It’s often assumed that glory-chasing, bug-tester oiks would leak these codes to the magazines, who would relish the opportunity to publish them in their regular hints and tips segment, much to the dismay of the developers.
The concern I imagine was that their products would be misinterpreted as not representing good value for money if they could be completed overnight. Perhaps gamers would borrow the disks from a friend, finish the game in record time, and as a consequence, not buy their own copy. You would also have to placate the parents whose money most likely went towards funding little Johnny’s hobby. Publishers were eternally under fire for allegedly ripping off the public as it was, and didn’t need anyone throwing fuel on pyre.
Another factor, as a developer who has poured their heart and soul into producing a (hopefully) professional, well-crafted piece of software, is the artistic merit inherent in letting a story unfold naturally, along with a satisfying sense of discovery. We all like to think our efforts are appreciated, and software developers are no different.
On the contrary (this flowed nicely before I inserted that long side note above), no espionage was necessary because the magazines were already part of this ‘inner circle’ and received the cheat codes by default… which makes you wonder why at the recent Guardian reunion, some of the Amiga Power crew were so mystified as to how the postal submitters came by the cheat codes.

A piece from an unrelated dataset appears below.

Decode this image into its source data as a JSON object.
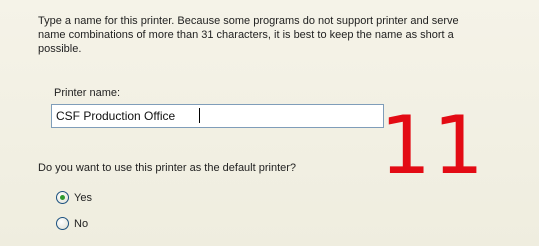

Did every magazine on the planet receive regular wax-sealed, top-secret manilla envelopes except Amiga Power?
Had they not been in the loop, it’s a given that the information would be gouged out from the woodwork sooner or later by hackers scrutinizing the code, either for educational or cracking purposes, so attempting to shield them from prying eyes in a nuclear bunker would have been a fruitless exercise.
To that end, locking them down indefinitely was never the goal. The developers merely wanted to give gamers – and retailers – a fair crack of the whip before they destroyed the magic, so to speak. Let’s face it, finishing a game using cheats is the numero uno way to guarantee you never revisit it. The trick is only to seek them out when you can be certain you wouldn’t anyway.

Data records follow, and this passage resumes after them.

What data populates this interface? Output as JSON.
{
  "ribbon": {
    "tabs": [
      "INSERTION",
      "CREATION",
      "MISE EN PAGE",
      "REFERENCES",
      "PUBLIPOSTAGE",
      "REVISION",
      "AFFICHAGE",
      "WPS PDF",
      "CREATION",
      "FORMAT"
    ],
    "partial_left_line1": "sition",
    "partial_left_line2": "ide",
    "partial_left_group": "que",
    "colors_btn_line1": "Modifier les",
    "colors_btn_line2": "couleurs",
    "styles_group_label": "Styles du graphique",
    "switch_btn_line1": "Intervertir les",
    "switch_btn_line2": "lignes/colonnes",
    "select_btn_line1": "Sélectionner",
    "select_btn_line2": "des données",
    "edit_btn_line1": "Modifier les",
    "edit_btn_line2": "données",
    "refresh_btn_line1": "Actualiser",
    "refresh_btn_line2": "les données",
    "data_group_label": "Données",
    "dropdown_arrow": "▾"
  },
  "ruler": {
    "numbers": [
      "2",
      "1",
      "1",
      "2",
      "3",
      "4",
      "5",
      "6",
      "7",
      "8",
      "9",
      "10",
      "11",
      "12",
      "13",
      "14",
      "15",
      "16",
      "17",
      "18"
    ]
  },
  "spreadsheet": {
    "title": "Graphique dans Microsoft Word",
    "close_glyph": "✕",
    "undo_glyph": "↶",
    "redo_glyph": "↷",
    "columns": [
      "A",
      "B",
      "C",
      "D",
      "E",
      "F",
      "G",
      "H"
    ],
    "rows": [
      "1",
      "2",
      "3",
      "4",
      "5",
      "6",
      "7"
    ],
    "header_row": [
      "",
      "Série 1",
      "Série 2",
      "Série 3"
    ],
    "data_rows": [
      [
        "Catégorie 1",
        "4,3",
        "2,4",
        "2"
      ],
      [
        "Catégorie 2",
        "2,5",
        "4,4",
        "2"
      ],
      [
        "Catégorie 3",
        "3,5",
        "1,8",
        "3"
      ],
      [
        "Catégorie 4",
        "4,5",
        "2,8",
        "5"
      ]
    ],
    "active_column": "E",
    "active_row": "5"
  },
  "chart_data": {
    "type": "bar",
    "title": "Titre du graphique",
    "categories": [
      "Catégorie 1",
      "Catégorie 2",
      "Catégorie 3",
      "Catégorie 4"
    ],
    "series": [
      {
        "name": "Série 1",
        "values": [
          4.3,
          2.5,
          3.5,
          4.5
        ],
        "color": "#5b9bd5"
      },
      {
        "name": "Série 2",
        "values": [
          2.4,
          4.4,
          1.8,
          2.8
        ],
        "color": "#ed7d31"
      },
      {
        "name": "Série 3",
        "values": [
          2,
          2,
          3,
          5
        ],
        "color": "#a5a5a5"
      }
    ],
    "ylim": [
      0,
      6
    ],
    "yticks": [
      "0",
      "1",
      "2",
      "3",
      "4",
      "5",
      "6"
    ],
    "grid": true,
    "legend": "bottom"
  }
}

Some developers, Ocean and the kings of indecency, Team 17, for example, would implement cheat codes so obscene and tasteless they assumed the magazines wouldn’t be permitted to publish them.

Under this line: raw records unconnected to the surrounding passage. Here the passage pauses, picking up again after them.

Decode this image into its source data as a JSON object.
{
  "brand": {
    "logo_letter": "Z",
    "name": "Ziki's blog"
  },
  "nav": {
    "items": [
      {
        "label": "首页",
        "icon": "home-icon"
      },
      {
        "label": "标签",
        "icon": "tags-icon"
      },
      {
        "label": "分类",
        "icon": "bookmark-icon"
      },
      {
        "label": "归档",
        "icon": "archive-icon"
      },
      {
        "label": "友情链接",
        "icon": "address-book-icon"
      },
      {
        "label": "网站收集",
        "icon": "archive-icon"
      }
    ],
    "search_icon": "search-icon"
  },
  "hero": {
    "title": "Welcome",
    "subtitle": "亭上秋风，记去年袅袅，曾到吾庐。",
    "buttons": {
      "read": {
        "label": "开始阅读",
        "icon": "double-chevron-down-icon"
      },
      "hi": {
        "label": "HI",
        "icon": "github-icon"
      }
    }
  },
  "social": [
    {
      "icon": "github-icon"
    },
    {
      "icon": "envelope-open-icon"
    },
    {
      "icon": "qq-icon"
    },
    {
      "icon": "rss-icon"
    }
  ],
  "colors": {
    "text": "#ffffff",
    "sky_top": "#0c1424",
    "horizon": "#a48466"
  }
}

Well that dabble with blue-sky thinking quickly turned overcast; the magazines printed them regardless, replacing a few vowels with asterisks to shimmy around the censors.
This would generate a flurry of complaints from disgruntled parents, and in some cases the cheats were cleaned up for the budget re-releases. In New Zealand Story, for example, the x-rated keyword became the much more ‘U’ for universal, ‘FluffyKiwis’.